Gov. J.B. Pritzker's administration Thursday rolled out its plan on how to deal with the most watched issue in state government, describing in detail how it will deal with more than $130 billion in pension debt. And though the proposed solution includes some new items, such as a possible sale or reuse of state assets like the Illinois Tollway, much of it will seem familiar to Illinois voters: borrowing money to shore up the state's pension funds and deferring scheduled payments to them farther into the future.
In a speech to the City Club of Chicago and a phone interview, Deputy Gov. Dan Hynes suggested the key to the plan is to extend the period of time the state has to reach full funding of its pension plays by seven years, to 2052. "Full funding" currently is defined has having 90% of the assets needed to pay promised benefits.

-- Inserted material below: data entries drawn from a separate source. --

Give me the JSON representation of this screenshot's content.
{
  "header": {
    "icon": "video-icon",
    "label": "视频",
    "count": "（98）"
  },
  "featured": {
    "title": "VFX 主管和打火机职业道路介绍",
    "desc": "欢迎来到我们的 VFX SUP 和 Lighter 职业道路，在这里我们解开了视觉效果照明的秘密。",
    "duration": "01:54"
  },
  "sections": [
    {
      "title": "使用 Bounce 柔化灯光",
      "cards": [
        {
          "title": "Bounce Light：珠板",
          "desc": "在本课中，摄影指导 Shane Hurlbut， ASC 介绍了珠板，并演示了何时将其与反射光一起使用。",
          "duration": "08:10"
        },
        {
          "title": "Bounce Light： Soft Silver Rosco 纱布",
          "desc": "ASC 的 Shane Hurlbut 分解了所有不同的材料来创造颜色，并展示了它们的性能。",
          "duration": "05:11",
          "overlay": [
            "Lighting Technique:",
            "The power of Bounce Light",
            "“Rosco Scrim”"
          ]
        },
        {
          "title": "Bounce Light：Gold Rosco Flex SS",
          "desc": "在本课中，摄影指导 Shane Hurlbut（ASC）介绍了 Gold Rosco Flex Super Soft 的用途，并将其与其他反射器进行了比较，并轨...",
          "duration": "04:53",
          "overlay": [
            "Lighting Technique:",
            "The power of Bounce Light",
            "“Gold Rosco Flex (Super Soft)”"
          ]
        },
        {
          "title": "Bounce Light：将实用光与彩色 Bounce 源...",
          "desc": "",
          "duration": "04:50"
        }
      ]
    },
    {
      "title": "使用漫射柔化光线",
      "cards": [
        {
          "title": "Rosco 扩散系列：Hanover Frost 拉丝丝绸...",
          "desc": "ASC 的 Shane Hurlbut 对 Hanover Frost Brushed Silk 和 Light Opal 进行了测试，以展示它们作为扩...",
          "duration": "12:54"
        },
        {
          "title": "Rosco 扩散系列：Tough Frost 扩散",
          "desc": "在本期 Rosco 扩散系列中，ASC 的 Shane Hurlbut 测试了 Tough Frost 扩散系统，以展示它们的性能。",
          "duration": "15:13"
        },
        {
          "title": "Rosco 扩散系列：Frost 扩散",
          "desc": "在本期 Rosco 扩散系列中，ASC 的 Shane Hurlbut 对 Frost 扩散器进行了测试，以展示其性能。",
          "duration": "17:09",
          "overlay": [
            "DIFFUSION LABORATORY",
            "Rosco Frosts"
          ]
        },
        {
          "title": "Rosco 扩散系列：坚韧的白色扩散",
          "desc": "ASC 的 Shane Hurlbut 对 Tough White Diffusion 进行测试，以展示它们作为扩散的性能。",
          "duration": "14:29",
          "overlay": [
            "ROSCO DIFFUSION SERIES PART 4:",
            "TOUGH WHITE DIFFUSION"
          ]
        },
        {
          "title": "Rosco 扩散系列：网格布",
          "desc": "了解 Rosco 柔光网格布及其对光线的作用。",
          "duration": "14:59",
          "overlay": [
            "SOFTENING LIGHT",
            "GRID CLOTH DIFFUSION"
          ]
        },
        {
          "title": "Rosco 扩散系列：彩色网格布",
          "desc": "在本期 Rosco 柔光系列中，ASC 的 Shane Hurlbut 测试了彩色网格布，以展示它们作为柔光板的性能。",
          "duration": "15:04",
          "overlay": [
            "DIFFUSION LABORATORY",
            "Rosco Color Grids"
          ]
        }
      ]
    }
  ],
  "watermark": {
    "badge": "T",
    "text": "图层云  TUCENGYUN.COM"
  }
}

Mr. Hynes said the deferral will buy the state time to examine asset sales and other matters — and give Mr. Pritzker some leeway in dealing with a projected deficit of $3.2 billion in the new fiscal 2020 budget he's set to unveil Feb. 20. Specifically, extending the full-payment ramp to 2052 will reduce the amount the state has to contribute next year by about $800 million. The state "still will have to contribute $8 billion," Mr. Hynes noted. But by deferring the payment owed, the state will run up increased interest costs on debt it legally will have to pay, Mr. Hynes conceded, declining to give a cost figure.